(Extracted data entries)
-*-*-

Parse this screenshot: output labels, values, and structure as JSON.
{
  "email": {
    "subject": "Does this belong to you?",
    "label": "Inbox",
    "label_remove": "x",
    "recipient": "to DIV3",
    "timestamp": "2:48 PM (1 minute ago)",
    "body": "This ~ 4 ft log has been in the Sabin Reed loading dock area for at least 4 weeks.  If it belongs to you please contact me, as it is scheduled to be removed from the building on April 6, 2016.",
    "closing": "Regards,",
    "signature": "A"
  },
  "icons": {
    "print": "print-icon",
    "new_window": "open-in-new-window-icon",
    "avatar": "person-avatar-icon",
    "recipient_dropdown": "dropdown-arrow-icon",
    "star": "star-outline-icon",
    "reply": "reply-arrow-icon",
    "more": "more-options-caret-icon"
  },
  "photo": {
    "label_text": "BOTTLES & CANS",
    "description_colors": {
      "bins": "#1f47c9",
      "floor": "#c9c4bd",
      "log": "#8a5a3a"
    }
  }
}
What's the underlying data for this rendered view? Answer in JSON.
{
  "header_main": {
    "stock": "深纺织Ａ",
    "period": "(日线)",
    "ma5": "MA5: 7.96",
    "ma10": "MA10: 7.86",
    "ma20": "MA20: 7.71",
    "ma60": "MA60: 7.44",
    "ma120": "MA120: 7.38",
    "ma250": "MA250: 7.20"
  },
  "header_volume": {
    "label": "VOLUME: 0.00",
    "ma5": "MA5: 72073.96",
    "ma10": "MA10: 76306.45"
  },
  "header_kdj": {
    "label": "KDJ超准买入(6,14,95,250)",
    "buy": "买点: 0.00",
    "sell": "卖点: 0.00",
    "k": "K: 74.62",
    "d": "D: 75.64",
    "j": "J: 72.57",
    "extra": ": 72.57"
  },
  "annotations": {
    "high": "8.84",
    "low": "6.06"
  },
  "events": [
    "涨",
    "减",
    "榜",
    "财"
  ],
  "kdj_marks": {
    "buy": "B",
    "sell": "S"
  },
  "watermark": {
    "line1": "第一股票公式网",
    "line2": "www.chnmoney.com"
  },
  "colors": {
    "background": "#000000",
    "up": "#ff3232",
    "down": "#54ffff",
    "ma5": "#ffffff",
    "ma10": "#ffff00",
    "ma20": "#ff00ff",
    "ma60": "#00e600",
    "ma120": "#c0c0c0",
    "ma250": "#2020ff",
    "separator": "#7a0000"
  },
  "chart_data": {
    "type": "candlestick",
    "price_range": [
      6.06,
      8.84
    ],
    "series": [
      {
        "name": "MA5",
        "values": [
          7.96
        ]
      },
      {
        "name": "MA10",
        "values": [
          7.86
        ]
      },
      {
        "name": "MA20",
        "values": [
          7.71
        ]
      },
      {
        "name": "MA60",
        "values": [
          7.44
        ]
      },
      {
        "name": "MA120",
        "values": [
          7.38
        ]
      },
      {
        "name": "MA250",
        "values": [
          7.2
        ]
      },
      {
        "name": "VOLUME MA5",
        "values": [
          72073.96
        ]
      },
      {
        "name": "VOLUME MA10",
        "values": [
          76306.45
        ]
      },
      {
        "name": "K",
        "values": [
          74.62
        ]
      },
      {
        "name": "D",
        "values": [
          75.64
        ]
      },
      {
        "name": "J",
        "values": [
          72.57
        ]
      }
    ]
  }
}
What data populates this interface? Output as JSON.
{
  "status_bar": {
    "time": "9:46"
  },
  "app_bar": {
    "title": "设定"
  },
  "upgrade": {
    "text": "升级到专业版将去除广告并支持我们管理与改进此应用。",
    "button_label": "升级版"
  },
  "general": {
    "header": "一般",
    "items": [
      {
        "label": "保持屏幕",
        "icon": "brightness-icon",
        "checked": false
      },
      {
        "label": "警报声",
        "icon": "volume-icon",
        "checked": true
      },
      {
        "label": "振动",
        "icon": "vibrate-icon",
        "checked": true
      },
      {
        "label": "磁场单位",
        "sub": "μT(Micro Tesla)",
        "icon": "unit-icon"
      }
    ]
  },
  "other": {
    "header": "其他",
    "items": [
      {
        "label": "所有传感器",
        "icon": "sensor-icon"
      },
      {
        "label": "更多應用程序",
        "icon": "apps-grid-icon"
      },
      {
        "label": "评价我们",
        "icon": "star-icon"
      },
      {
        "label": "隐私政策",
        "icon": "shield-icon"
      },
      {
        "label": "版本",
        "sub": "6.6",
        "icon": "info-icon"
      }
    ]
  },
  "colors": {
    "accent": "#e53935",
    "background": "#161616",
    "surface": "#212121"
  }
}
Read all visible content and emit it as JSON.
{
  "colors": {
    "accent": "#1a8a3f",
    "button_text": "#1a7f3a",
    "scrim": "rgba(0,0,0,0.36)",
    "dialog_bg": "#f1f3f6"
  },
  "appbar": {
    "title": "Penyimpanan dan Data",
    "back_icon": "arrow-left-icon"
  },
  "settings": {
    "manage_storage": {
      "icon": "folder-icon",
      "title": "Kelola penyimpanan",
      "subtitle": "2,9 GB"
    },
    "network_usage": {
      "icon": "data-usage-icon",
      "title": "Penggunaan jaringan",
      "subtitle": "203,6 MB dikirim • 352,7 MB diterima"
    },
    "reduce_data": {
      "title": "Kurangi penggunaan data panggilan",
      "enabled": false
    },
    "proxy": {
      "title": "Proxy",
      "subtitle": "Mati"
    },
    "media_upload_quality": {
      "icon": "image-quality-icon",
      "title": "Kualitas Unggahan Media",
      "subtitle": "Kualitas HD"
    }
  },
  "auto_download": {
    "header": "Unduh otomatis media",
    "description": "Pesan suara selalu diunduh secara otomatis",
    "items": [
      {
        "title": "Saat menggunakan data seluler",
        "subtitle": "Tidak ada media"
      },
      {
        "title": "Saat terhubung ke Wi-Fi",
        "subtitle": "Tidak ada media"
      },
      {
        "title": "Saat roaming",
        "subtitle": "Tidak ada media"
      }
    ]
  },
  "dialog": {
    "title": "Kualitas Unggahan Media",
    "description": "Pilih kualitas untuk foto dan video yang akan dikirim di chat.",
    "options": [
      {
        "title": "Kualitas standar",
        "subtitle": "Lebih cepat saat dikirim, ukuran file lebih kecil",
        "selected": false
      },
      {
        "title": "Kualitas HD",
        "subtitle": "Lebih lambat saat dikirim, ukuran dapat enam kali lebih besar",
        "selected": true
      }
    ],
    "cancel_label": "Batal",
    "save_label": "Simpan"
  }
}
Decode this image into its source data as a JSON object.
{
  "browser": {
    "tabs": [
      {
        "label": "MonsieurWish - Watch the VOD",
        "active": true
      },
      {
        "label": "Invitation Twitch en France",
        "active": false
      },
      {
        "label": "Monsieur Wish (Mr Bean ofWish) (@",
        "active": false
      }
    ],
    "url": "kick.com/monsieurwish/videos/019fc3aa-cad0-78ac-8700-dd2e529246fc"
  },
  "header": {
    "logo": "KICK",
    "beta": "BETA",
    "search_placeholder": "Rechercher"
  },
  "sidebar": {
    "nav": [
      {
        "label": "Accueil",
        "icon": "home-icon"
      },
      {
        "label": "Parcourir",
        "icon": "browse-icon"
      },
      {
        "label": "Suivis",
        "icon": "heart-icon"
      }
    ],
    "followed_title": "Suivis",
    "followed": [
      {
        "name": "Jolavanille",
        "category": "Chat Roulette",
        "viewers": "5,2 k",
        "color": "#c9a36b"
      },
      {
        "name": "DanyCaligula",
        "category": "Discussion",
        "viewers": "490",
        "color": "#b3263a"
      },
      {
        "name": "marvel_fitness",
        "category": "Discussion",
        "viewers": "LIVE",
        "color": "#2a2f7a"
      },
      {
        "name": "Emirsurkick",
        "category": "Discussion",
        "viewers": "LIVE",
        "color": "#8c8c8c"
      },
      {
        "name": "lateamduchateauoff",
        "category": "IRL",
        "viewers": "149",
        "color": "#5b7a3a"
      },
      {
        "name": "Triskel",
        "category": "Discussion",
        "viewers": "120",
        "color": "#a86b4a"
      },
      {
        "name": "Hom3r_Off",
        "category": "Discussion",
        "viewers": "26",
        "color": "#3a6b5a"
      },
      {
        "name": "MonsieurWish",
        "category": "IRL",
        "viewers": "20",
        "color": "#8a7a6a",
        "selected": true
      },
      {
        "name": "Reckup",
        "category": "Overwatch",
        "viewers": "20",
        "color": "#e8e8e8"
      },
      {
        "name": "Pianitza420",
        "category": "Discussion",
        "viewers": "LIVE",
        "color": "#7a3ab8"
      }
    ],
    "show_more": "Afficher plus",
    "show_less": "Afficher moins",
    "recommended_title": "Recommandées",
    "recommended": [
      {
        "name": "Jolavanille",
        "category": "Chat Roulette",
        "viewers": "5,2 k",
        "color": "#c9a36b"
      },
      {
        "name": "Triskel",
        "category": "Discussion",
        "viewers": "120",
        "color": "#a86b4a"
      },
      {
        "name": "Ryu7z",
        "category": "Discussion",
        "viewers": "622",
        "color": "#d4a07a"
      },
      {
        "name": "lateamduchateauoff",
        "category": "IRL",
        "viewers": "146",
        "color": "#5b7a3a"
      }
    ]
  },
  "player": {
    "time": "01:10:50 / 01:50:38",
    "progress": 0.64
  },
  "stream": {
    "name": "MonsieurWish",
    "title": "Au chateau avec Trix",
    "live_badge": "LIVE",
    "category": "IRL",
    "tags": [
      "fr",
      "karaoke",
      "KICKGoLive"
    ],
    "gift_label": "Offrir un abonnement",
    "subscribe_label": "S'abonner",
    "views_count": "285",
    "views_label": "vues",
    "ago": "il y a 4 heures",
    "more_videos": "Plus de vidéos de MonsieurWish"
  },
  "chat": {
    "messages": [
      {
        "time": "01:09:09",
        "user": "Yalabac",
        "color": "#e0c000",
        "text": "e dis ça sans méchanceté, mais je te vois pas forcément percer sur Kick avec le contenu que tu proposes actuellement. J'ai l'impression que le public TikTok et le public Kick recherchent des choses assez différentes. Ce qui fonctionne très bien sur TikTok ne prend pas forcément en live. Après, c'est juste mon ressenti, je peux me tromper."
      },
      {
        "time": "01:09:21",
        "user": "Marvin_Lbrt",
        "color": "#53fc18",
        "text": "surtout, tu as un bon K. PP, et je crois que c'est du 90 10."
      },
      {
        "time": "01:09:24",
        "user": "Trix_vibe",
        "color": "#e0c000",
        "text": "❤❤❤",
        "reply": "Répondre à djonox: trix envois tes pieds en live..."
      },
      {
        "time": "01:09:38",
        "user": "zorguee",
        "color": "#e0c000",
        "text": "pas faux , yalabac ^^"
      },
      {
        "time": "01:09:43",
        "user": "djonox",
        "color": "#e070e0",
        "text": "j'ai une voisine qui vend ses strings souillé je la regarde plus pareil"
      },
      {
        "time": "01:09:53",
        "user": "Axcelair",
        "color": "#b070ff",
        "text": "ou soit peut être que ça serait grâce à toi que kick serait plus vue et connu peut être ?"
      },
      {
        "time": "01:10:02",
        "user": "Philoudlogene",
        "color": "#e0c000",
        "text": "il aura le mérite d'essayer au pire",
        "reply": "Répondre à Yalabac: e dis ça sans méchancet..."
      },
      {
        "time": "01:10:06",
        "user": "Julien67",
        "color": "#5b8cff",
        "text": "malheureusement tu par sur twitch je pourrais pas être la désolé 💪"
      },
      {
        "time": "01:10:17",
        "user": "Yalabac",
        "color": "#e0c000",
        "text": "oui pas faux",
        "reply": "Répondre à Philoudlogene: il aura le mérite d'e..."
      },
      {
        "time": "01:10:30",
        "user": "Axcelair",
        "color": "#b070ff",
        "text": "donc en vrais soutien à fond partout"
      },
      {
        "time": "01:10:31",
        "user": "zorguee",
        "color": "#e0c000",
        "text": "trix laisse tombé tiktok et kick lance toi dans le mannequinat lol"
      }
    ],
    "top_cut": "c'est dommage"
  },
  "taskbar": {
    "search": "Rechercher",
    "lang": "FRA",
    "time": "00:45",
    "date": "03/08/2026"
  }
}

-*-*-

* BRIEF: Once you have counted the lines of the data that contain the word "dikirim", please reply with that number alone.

* RESULT BELOW: 4